Jesus does not govern His kingdom by laying down the law. He governs His kingdom by fulfilling the law. He governs His kingdom by bearing the penalty the law imposes upon those who disobey it. Pontius Pilate put a title above Christ’s head on the cross that read, “Jesus of Nazareth, The King of the Jews.” It was written in Hebrew, Greek, and Latin. The chief priests of the Jews were outraged by this and demanded that Pilate replace that title with one that said, “He said, I am the King of the Jews.” Pilate refused. On that single issue the cowardly politician stood his ground. He said to them, “What I have written, I have written.” (John 19:22) Pilate was speaking for God whether he knew it or not. The point is not just that Jesus is identified as King of the Jews. It is where and how Jesus is identified as King of the Jews. It is on the cross! It is in His suffering! It is as Jesus, the truth incarnate, reveals the true God to the world. You cannot see God, embrace Him in faith, confess His truth, or know Him as a loving Father except as you see God in the suffering of His only begotten Son on the cross.
Some think of the truth as an intellectually coherent system of doctrine that fits neatly together like a refined machine. Others say the truth is centered in a personal relationship with Jesus in which you by an act of your free will surrender yourself to Him and promise to make Him Lord of your life. Still others say the truth is made known in spiritual gifts flowing through you, empowering you toward victory over life’s obstacles. But you come to know the truth only in the crucifixion of the Son of God in your place. That is where the truth of God’s word is centered. Jesus submitted to the law that condemned us all. See in His submission your righteousness. There, in that humble obedience you are made righteous. See in His suffering your punishment. There, as He suffers in your place, your sins are punished and you are set free from them. In Jesus’ crucifixion is the truth that makes you free. There it is that you are forgiven, justified, and delivered from every evil of body and soul.
“My kingdom is not of this world,” Jesus said. “If My kingdom were of this world, My servants would fight, so that I should not be delivered to the Jews; but now My kingdom is not from here.” His servants did not fight. He fought against all the power of evil on the cross. The grace and truth that Jesus brings He brings only by way of the cross. In bearing the deceit of all sin He brings His truth to us. In satisfying the demands of all justice He brings His grace to us.

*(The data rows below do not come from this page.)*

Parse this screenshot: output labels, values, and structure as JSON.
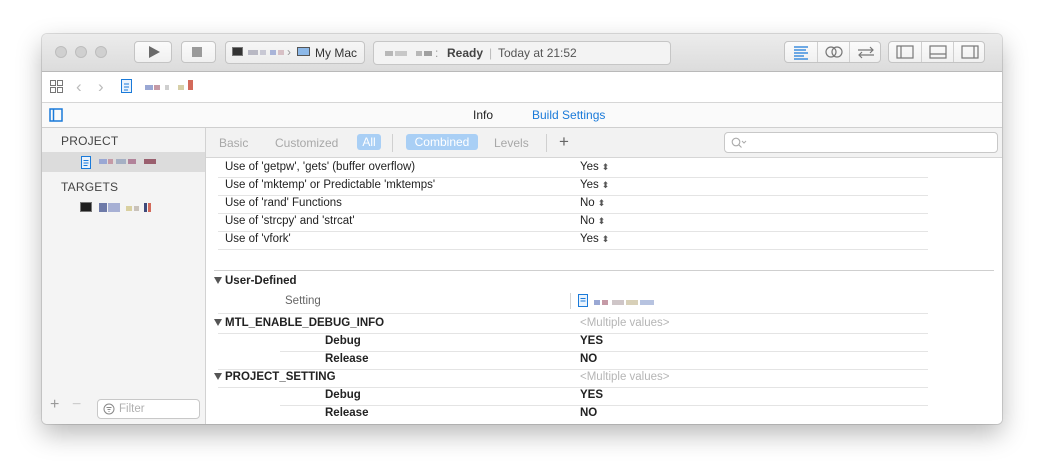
{
  "toolbar": {
    "destination_label": "My Mac",
    "status_text": "Ready",
    "status_time": "Today at 21:52"
  },
  "tabs": {
    "info": "Info",
    "build_settings": "Build Settings"
  },
  "left_panel": {
    "project_header": "PROJECT",
    "targets_header": "TARGETS",
    "filter_placeholder": "Filter"
  },
  "filter_bar": {
    "basic": "Basic",
    "customized": "Customized",
    "all": "All",
    "combined": "Combined",
    "levels": "Levels",
    "add": "+"
  },
  "settings_rows": [
    {
      "label": "Use of 'getpw', 'gets' (buffer overflow)",
      "value": "Yes"
    },
    {
      "label": "Use of 'mktemp' or Predictable 'mktemps'",
      "value": "Yes"
    },
    {
      "label": "Use of 'rand' Functions",
      "value": "No"
    },
    {
      "label": "Use of 'strcpy' and 'strcat'",
      "value": "No"
    },
    {
      "label": "Use of 'vfork'",
      "value": "Yes"
    }
  ],
  "user_defined": {
    "section_title": "User-Defined",
    "setting_header": "Setting",
    "items": [
      {
        "name": "MTL_ENABLE_DEBUG_INFO",
        "summary": "<Multiple values>",
        "debug_label": "Debug",
        "debug_value": "YES",
        "release_label": "Release",
        "release_value": "NO"
      },
      {
        "name": "PROJECT_SETTING",
        "summary": "<Multiple values>",
        "debug_label": "Debug",
        "debug_value": "YES",
        "release_label": "Release",
        "release_value": "NO"
      }
    ]
  },
  "colors": {
    "accent": "#1a7ad9",
    "selection": "#dcdcdc",
    "pill": "#a9cff5"
  }
}
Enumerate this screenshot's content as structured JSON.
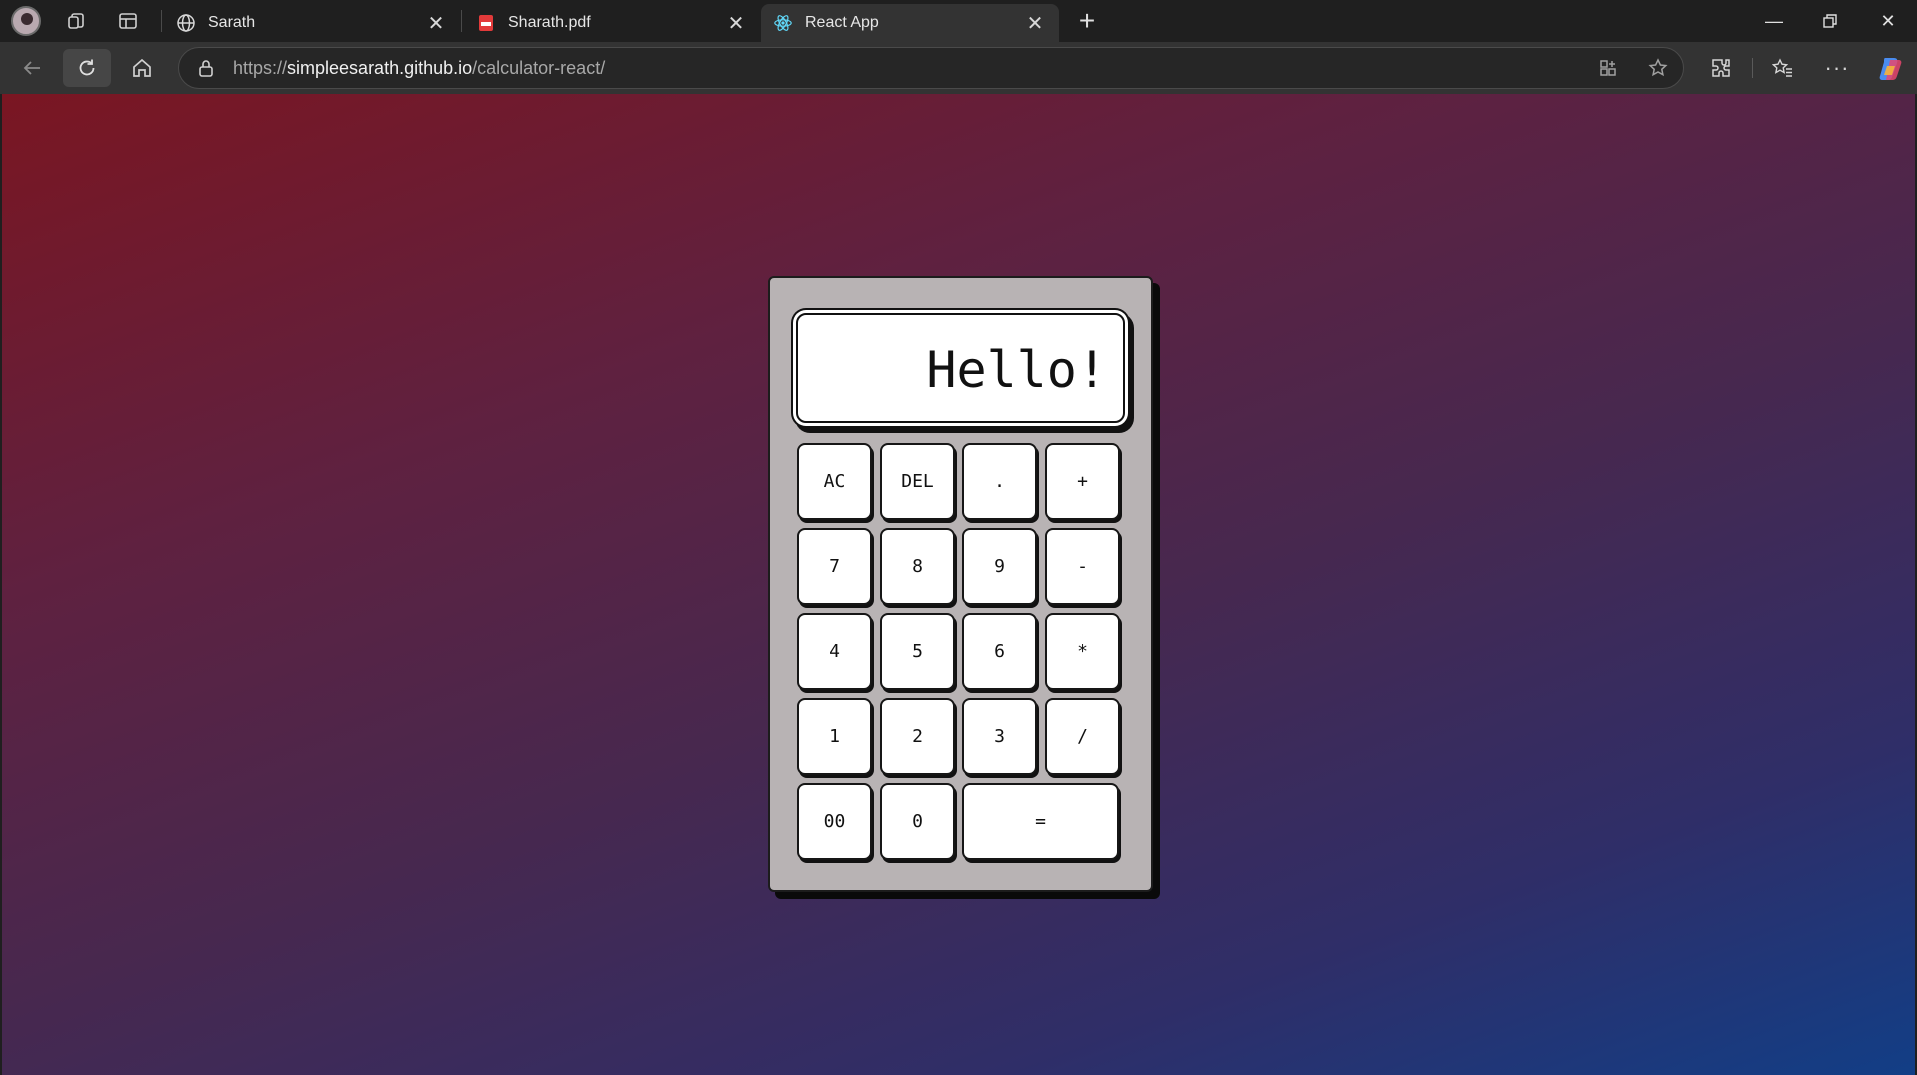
{
  "browser": {
    "tabs": [
      {
        "label": "Sarath",
        "icon": "globe-icon"
      },
      {
        "label": "Sharath.pdf",
        "icon": "pdf-icon"
      },
      {
        "label": "React App",
        "icon": "react-icon",
        "active": true
      }
    ],
    "url": {
      "scheme": "https://",
      "host": "simpleesarath.github.io",
      "path": "/calculator-react/"
    }
  },
  "calculator": {
    "display": "Hello!",
    "keys": [
      [
        "AC",
        "DEL",
        ".",
        "+"
      ],
      [
        "7",
        "8",
        "9",
        "-"
      ],
      [
        "4",
        "5",
        "6",
        "*"
      ],
      [
        "1",
        "2",
        "3",
        "/"
      ],
      [
        "00",
        "0",
        "="
      ]
    ]
  },
  "colors": {
    "gradient_start": "#7a1622",
    "gradient_end": "#123e86",
    "calculator_body": "#b8b3b4",
    "key_background": "#ffffff"
  }
}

We are here where we belong this morning. What brings us to church to hear Christ’s gospel and to receive His sacraments is more than a religious urge or devotion to our Christian duty. We come to church because the same Jesus who won the kingdom on the cross rules as King of the kingdom where the fruit of His holy passion to given to sinners who hunger and thirst for righteousness. Here He satisfies our every spiritual hunger. Here He quenches our thirst. Here His righteousness is reckoned to us so we go home justified and at peace with God. Jesus was born and came into this world so that you would know this truth, believe it, and find eternal joy in it. That is the truth that we confess.
Rev. Rolf D. Preus